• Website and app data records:
+++++
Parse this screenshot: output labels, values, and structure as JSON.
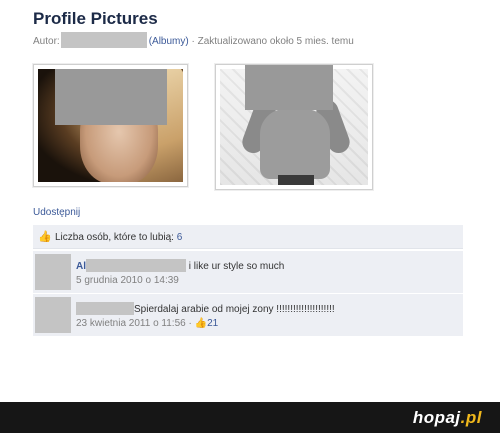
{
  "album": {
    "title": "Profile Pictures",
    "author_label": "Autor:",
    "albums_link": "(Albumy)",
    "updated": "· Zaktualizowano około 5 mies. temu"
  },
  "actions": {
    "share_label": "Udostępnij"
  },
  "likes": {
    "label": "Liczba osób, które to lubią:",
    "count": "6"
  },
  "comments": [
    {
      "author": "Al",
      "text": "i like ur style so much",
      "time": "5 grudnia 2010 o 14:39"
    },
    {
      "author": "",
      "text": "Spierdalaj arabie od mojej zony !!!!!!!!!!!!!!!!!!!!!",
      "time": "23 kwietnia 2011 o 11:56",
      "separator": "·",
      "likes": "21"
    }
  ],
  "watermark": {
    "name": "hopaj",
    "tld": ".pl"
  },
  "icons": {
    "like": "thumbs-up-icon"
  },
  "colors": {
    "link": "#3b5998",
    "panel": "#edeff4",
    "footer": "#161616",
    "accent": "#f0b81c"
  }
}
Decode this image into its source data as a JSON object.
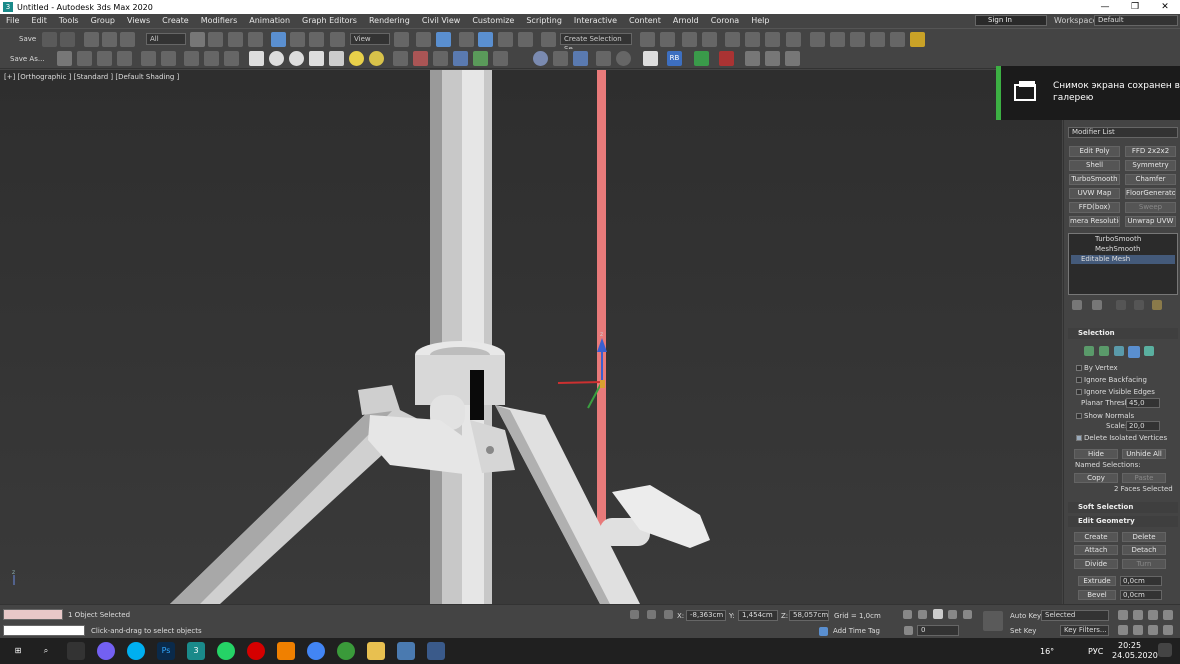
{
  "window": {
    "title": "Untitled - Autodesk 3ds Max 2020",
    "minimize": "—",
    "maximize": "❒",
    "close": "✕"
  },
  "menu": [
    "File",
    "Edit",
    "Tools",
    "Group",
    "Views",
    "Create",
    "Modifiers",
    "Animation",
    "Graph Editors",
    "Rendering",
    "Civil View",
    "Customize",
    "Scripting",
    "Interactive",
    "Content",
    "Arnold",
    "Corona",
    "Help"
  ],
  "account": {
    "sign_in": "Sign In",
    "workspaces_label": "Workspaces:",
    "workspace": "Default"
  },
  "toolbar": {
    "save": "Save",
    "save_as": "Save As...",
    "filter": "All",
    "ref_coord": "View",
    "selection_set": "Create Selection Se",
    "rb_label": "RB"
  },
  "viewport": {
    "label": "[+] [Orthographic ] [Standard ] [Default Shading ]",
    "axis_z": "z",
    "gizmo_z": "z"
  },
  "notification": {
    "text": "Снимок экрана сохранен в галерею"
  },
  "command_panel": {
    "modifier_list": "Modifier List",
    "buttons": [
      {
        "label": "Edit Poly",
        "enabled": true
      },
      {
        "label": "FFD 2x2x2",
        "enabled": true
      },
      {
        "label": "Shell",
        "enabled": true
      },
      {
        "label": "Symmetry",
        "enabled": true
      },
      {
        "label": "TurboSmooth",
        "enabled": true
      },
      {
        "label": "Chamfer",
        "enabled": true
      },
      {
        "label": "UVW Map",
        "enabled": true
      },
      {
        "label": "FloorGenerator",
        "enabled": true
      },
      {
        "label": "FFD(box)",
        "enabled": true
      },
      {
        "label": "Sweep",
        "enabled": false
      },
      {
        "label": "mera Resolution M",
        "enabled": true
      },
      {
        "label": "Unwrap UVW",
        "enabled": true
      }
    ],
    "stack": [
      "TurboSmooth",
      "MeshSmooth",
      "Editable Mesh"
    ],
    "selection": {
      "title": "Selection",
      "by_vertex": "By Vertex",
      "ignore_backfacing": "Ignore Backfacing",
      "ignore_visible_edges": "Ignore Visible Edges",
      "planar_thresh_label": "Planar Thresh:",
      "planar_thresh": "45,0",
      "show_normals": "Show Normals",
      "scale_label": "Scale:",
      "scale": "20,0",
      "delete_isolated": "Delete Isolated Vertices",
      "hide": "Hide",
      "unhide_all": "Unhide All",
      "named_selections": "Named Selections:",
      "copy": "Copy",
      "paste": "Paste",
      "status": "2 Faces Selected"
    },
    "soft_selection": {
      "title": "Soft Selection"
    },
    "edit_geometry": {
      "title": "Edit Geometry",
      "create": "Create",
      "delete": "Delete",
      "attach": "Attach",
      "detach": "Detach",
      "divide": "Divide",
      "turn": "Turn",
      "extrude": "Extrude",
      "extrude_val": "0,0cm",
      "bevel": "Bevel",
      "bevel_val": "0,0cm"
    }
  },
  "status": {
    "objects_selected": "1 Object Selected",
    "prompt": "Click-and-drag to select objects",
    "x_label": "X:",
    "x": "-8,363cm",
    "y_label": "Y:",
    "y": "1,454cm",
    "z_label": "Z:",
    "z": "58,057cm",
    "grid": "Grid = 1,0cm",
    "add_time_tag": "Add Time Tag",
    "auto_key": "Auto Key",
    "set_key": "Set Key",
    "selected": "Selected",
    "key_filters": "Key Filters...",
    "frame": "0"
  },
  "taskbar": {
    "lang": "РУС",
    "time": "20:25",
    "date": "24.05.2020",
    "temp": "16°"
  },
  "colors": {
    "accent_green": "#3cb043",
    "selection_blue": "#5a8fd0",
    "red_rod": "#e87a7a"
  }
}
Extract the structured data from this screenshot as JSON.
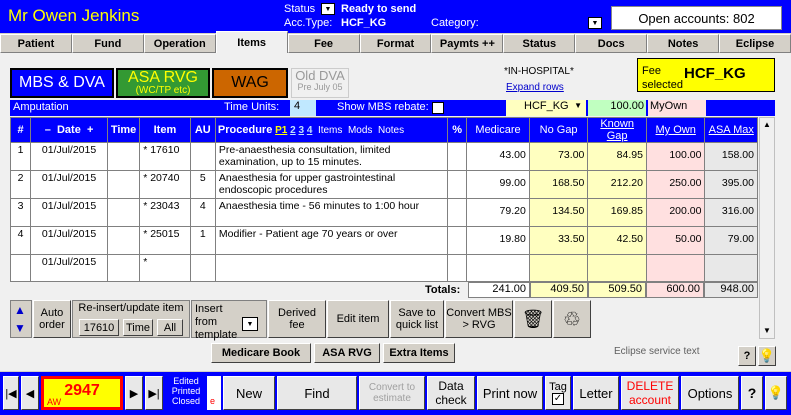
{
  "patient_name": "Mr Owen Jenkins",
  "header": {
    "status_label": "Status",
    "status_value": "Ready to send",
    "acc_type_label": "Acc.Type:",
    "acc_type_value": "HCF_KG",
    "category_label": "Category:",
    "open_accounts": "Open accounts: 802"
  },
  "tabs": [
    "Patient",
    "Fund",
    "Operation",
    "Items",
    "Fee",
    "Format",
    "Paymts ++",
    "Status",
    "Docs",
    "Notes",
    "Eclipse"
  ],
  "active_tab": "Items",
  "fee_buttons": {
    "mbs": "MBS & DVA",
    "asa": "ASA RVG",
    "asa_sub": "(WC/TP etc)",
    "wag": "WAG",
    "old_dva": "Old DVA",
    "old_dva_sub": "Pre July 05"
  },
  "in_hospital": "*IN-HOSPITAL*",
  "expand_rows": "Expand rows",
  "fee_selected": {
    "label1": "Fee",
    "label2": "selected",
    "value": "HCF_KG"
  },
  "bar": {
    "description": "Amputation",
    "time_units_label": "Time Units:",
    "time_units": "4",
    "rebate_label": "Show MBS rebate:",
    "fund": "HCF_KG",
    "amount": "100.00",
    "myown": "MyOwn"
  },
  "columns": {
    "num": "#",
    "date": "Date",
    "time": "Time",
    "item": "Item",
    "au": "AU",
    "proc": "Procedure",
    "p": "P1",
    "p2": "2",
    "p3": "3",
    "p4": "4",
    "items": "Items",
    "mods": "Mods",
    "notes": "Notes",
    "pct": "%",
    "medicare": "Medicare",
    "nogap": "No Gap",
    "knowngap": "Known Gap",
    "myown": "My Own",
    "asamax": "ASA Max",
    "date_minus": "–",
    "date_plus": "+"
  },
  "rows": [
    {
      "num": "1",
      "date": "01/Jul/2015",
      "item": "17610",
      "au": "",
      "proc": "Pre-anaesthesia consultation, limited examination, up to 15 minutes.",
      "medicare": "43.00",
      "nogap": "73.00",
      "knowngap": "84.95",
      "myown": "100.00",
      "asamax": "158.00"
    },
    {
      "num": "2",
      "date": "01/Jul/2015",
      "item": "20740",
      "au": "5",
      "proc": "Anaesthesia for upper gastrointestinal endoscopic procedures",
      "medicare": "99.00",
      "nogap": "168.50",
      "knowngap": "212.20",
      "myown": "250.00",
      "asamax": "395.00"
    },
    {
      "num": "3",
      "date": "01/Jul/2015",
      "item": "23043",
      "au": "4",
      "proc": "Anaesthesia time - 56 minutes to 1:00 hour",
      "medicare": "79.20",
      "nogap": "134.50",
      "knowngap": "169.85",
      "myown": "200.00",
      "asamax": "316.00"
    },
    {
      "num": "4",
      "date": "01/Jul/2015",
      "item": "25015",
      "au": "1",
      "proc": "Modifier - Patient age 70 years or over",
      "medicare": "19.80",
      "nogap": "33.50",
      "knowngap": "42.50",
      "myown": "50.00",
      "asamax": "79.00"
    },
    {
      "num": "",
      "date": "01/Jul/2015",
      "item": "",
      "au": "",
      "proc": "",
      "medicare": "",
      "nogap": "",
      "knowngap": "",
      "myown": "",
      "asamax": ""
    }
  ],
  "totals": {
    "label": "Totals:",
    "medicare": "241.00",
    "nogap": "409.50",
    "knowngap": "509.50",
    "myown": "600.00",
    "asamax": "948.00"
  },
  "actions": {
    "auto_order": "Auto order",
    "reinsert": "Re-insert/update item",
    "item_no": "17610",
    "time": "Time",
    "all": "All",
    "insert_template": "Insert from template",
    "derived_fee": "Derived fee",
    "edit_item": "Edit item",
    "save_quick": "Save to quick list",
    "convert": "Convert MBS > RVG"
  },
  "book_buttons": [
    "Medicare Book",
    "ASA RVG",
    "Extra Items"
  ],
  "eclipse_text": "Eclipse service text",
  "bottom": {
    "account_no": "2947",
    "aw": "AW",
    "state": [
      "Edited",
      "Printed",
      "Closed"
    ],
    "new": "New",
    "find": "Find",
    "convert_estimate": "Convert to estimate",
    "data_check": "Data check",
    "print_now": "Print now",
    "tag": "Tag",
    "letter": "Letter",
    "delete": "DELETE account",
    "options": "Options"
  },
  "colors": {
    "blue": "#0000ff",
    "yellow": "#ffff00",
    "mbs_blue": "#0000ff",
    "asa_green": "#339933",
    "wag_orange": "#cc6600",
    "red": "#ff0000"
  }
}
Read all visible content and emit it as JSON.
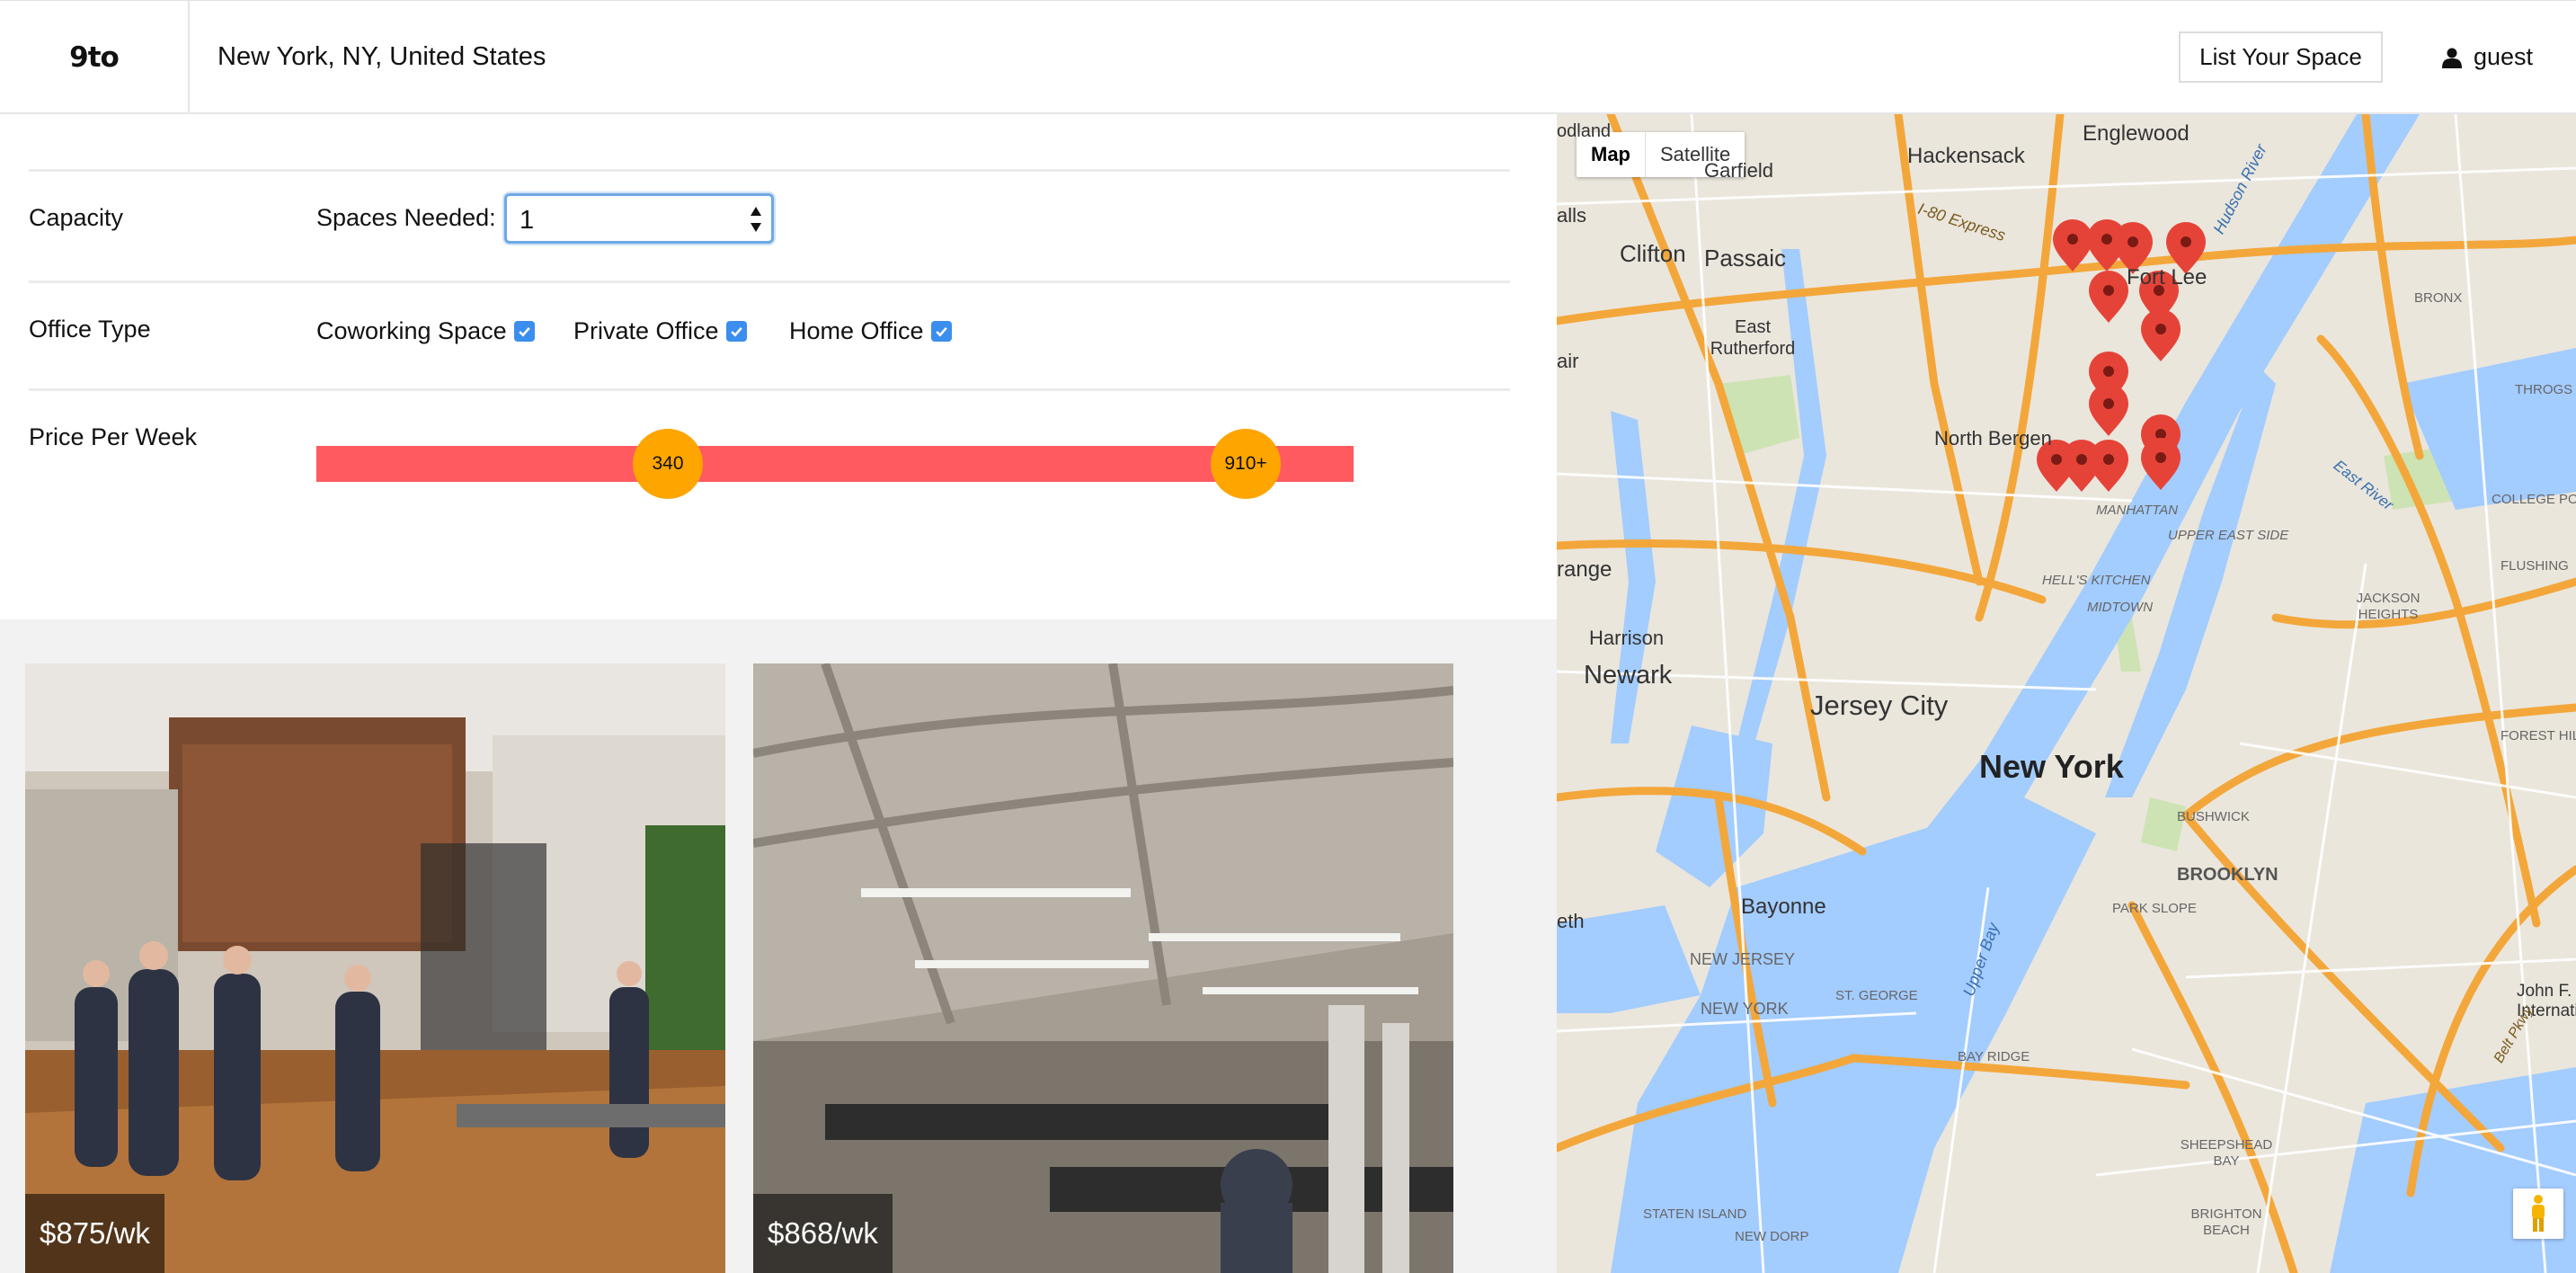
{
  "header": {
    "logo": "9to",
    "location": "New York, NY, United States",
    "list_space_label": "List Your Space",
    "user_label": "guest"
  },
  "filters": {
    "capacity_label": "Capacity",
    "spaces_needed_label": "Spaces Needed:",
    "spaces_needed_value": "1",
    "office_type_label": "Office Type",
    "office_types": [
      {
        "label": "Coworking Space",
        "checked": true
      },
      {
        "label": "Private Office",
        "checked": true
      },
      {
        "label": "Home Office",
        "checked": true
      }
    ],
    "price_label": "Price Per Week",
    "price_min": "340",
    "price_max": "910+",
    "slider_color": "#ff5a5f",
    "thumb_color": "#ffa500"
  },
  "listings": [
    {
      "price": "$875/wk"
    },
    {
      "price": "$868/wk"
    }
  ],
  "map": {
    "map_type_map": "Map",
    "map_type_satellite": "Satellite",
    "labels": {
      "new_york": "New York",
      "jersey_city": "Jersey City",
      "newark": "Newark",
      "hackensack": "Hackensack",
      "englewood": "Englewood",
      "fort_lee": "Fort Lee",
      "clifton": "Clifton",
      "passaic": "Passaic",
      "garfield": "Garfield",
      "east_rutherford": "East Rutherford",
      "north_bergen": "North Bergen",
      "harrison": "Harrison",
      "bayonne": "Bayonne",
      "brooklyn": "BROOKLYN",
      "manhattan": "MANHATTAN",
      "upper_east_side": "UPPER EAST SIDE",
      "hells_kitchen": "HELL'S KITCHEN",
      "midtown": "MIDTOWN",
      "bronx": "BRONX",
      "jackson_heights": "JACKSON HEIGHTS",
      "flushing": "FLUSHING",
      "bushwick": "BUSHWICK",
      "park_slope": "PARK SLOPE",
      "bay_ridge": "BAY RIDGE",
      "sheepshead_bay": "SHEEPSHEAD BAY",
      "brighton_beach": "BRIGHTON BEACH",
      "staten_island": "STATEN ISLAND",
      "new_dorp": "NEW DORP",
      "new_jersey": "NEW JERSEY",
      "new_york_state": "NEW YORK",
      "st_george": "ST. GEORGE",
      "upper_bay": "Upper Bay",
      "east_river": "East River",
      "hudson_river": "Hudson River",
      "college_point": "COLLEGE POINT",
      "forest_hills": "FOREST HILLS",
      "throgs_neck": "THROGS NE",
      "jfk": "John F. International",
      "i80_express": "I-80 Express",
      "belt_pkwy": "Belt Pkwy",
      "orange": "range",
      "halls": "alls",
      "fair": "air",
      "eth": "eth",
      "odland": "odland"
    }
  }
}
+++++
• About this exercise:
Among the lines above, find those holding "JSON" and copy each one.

• Response:
Parse this screenshot: output labels, values, and structure as JSON.
Decode this image into its source data as a JSON object.
Extract the structured data from this screenshot as JSON.
Read all visible content and emit it as JSON.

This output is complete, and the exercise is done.